Not Your Cup of Tea
If you like the "tea party," maybe you should think again. Originally a grassroots movement, it is now controlled by wealthy businessmen and right-wing ideologues who want to privatize many public services, and cut taxes that support those services.
If you like the "tea party," maybe you should think again. Originally a grassroots movement, it is now controlled by wealthy businessmen and right-wing ideologues who want to privatize many public services, cut taxes that support those services and make it harder for workers to build strength through collective bargaining.
By Clyde Weiss
The tea party is a grassroots political movement that began as an understandably angry response to an economic meltdown. But it has been hijacked. Today, a network of organizations funded by wealthy, anti-worker, right-wing ideologues sets its agenda - and they're coming after public service workers.
Unlike the Democrats or Republicans, the tea party is not a recognized political party. It has no official leadership organization or adopted policy platform. Yet, under the direction of right-wing organizations like FreedomWorks, tea partiers have taken up the banner of smaller government. They also want to privatize Social Security and phase out Medicare - the safety nets Americans depend upon for a secure retirement and well-being.
One of the tea partiers' biggest goals is repealing the new health reform law that AFSCME members fought so hard to enact. Millions of Americans already benefit from its provisions, such as allowing young Americans up to the age of 26 to remain on their parents' health insurance policies.
The tea party movement has even targeted public service workers' pensions and health care benefits.
Behind the Curtain
Once lit, the tea party's flames spread quickly, fanned by an existing network of well-funded, right-wing organizations and individuals with their own anti-worker agendas.
"There's no doubt that the infrastructure and the financing of the tea party come from some very traditional, very powerful, special-interest lobbies," President Obama said in an interview with Rolling Stone magazine published last October.
Obama specifically singled out FreedomWorks as one of those "special interest" groups behind the tea party movement. Headed by Dick Armey, former U.S. House Republican majority leader, FreedomWorks sponsored a big rally on the Mall in Washington, DC, in September 2009 and later contributed to the campaign coffers of tea party candidates running in the November 2010 elections.
But perhaps the most influential - and certainly the wealthiest - tea party financiers are billionaire brothers David and Charles Koch (pronounced "coke"). Although they are not well-known names to most Americans, within the established conservative movement they are rock stars.

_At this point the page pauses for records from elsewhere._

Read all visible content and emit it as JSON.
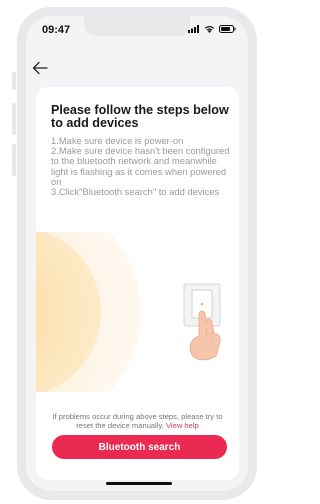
{
  "status_bar": {
    "time": "09:47",
    "icons": [
      "signal-icon",
      "wifi-icon",
      "battery-icon"
    ]
  },
  "nav": {
    "back_icon": "back-arrow-icon"
  },
  "instructions": {
    "title": "Please follow the steps below to add devices",
    "steps": [
      "1.Make sure device is power-on",
      "2.Make sure device hasn't been configured to the bluetooth network and meanwhile light is flashing as it comes when powered on",
      "3.Click\"Bluetooth search\" to add devices"
    ]
  },
  "illustration": {
    "name": "light-switch-hand-illustration"
  },
  "help": {
    "text": "If problems occur during above steps, please try to reset the device manually.",
    "link": "View help"
  },
  "actions": {
    "bluetooth_search": "Bluetooth search"
  },
  "colors": {
    "accent": "#ea2a50",
    "link": "#e63454",
    "title_text": "#1a1a1a",
    "body_text": "#9a9a9a"
  }
}
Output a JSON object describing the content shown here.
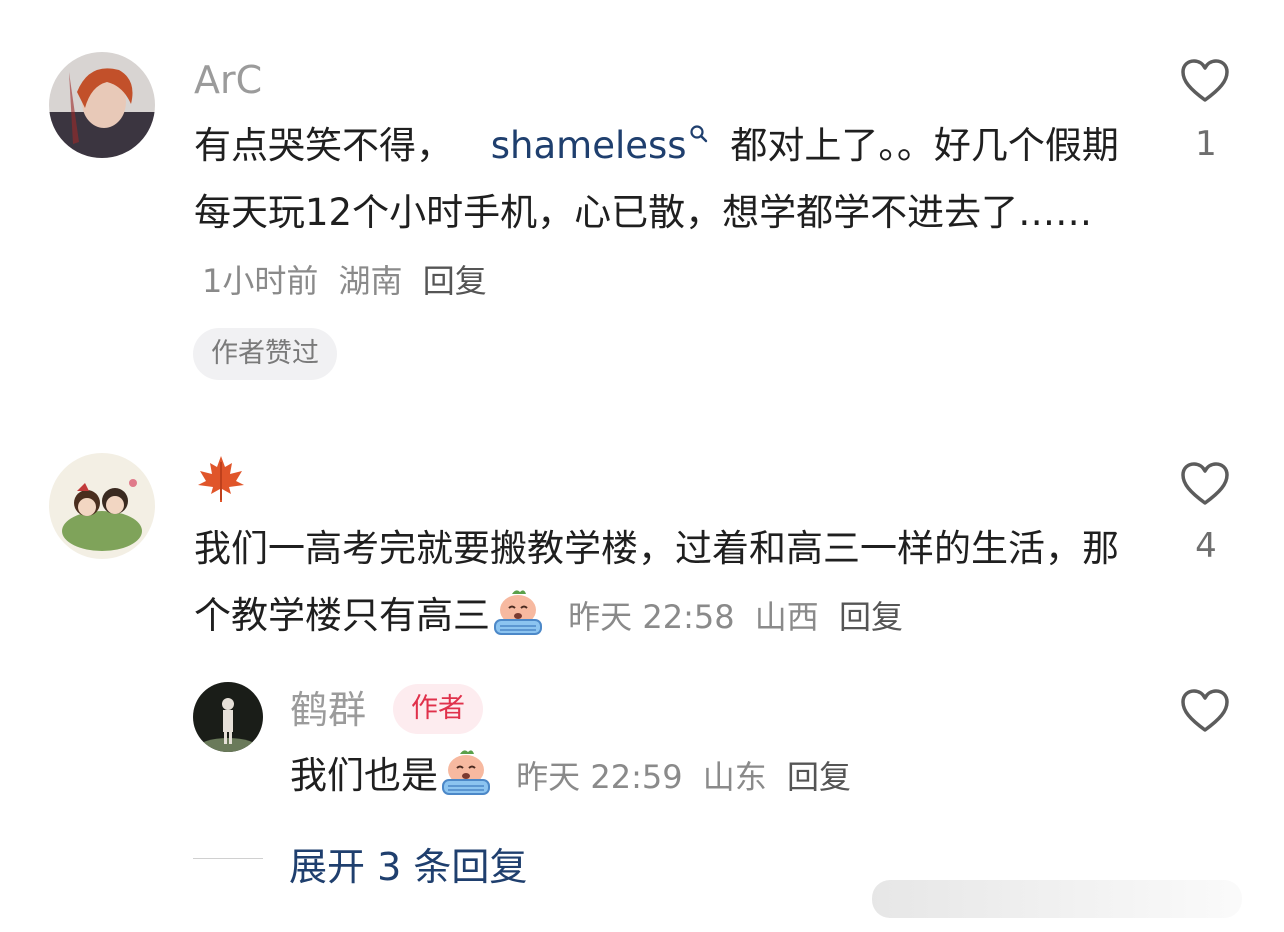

Their vast wealth - estimated to be $35 billion - stems from Koch Industries, America's second largest privately owned company. It is a conglomerate of oil, natural gas, chemical, manufacturing, land development and other interests. They make well-known products like Brawny paper towels, Dixie cups and Stainmaster carpet. The Koch empire stands to gain much if the tea party's goals of smaller government, lower taxes and fewer federal regulations succeed.
Koch family foundations established the libertarian Cato Institute, which advocates limited government (David Koch is a board member), Citizens for a Sound Economy (later reborn as FreedomWorks), the Federalist Society and Americans for Prosperity, whose website offered talking points for a "Taxpayer Tea Party."
It should be no surprise that the Koch brothers are backing tea party candidates and organizations with their wealth. Government regulation and oversight is their enemy. In 2000, for instance, the Clinton administration hit them with a 97-count indictment that accused their company of covering up the discharge of the carcinogen benzene from a Texas oil refinery. They faced paying more than $350 million in penalties, plus prison terms for four of their employees. Under a more lenient Bush administration, which also opposed tough environmental regulation, the case was settled for $20 million and the four employees avoided jail time.
David Koch, who ran for Vice-President on the Libertarian Party ticket in 1980, does not hide his intentions. He told the National Journal, "My overall concept is to minimize the role of government and to maximize the role of the private economy to maximize personal freedoms."
Pulling the Strings
"By giving money to 'educate,' fund, and organize Tea Party protesters," the Koch brothers "have helped turn their private agenda into a mass movement," wrote journalist Jane Mayer in "Covert Operations," a major exposé of the Koch brothers' political empire, published last August in The New Yorker.
That's not to say those who hold tea party views are all following someone else's script. There is a legitimate anger, President Obama acknowledged in his Rolling Stone interview, "but their anger is misdirected."
The hard right has hijacked the public's rage over an economic catastrophe caused by the excesses and corruption of Wall Street and Big Business. These shadow financiers have directed that rage away from themselves and aimed it toward government and dedicated public service workers who provide the essential services that make our country run.
That's the best reason why this "party" should not be your cup of tea.